== Listed entries

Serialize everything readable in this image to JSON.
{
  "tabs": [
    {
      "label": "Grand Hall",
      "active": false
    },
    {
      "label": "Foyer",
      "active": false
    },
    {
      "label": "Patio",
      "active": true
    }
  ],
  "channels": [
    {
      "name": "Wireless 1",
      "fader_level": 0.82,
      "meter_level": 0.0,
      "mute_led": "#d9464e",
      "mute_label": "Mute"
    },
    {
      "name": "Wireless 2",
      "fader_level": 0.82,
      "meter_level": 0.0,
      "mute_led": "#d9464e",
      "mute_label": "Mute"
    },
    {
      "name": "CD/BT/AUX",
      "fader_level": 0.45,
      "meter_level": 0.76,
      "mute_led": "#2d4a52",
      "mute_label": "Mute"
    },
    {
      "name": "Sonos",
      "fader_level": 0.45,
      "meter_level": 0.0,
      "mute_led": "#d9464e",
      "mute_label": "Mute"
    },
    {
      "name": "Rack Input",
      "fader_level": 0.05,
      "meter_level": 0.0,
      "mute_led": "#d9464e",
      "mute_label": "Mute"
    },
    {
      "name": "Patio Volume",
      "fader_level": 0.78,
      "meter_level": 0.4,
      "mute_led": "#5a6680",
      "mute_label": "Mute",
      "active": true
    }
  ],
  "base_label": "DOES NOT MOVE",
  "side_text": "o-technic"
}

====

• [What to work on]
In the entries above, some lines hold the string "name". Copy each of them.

• [Exercise answer]
      "name": "Wireless 1",
      "name": "Wireless 2",
      "name": "CD/BT/AUX",
      "name": "Sonos",
      "name": "Rack Input",
      "name": "Patio Volume",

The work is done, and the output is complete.